The passage evinces the fact that ‘Cicero sich niemals zu einer runden Verurteilung der Asianer herbeigelassen.’ But Cicero, himself labelled an Asiatic speaker, had every reason to criticise the style: as a contender for the title of ‘Roman Demosthenes’, the second-best orator in history, he had an Attic standard to live up to. One can detect a certain irony in Cicero’s condemnation of concludebantur uno modo when he himself was notorious for ending sentences with esse videatur, so much so that it became a caricature.
The esse videatur ending bears directly on the distinction between the Attic and Asiatic styles. The Asiatic style was associated with the use of a prose rhythm, especially the end of clauses and sentences (clausulae); this is what Cicero alludes to in the excerpt above. The principle of quantitative rhythm operates here in much the same way as metre does in Latin poetry, although orators preferred not to use verse patterns. An effective rhythm could provoke spontaneous applause. The esse videatur ending is a resolved version of (– ∪ – ǀ – ×), giving Cicero an Asiatic flavour not only with respect to his unus modus but also his cadence.

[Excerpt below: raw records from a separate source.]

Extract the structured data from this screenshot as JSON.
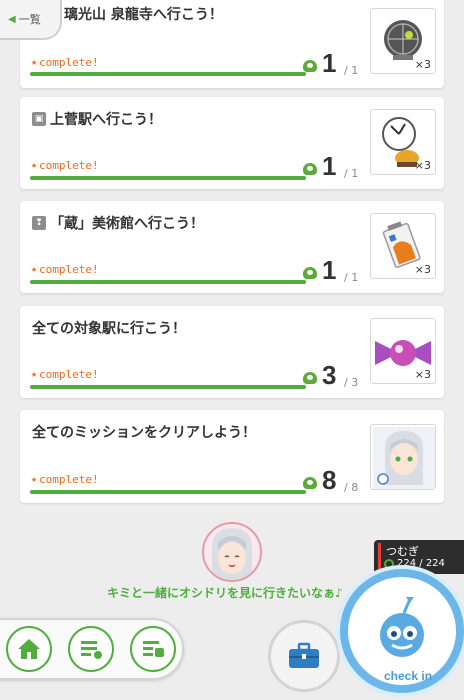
{
  "back": {
    "label": "一覧"
  },
  "missions": [
    {
      "title": "璃光山 泉龍寺へ行こう！",
      "status": "complete!",
      "count": "1",
      "total": "/ 1",
      "reward_qty": "×3",
      "reward": "armillary-sphere-icon",
      "title_icon": ""
    },
    {
      "title": "上菅駅へ行こう！",
      "status": "complete!",
      "count": "1",
      "total": "/ 1",
      "reward_qty": "×3",
      "reward": "clock-bird-icon",
      "title_icon": "train-icon"
    },
    {
      "title": "「蔵」美術館へ行こう！",
      "status": "complete!",
      "count": "1",
      "total": "/ 1",
      "reward_qty": "×3",
      "reward": "battery-icon",
      "title_icon": "footprint-icon"
    },
    {
      "title": "全ての対象駅に行こう！",
      "status": "complete!",
      "count": "3",
      "total": "/ 3",
      "reward_qty": "×3",
      "reward": "candy-icon",
      "title_icon": ""
    },
    {
      "title": "全てのミッションをクリアしよう！",
      "status": "complete!",
      "count": "8",
      "total": "/ 8",
      "reward_qty": "",
      "reward": "character-portrait-icon",
      "title_icon": ""
    }
  ],
  "character": {
    "name": "つむぎ",
    "gauge": "224 / 224",
    "message": "キミと一緒にオシドリを見に行きたいなぁ♪"
  },
  "checkin": {
    "label": "check in"
  },
  "colors": {
    "accent_green": "#4fae3e",
    "complete_orange": "#ea6a1a",
    "checkin_blue": "#6cb6ea"
  }
}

This prose rhythm, then, is perhaps a part of Ganymedes’ trumpet simile: the patterns of a clausula’s cadence in speech of the Asiatic style would have a certain melody about it. And indeed Cicero’s rhythm ‘seems to have become a standard which many authors followed more or less consciously’. In a broader sense, Silver Latin would suggest that there was an ‘Asian victory in the west’ and that the Atticist style fell out of favour. We can therefore hardly be surprised that a Silver Age orator such as Safinius (albeit fictional) would be employing such a style.
 Cic. Orat. LXIX/230-1
 Wilamowitz-Möllendorff, U. v. 1900 ‘Asianismus und Atticismus’ Hermes 1-52, 3
 Cic. Or. 214
 Powell, J. G. F. 2012 ‘Latin Prose-Rhythm’, in Hornblower, A., Spwaforth, A. and Eidinow, E. (eds.) Oxford Classical Dictionary (4th ed.) 1224
 Winterbottom, M. 2012 ‘Asianism and Atticism’ in Hornblower, A., Spwaforth, A. and Eidinow, E. (eds.) Oxford Classical Dictionary (4th ed.) 184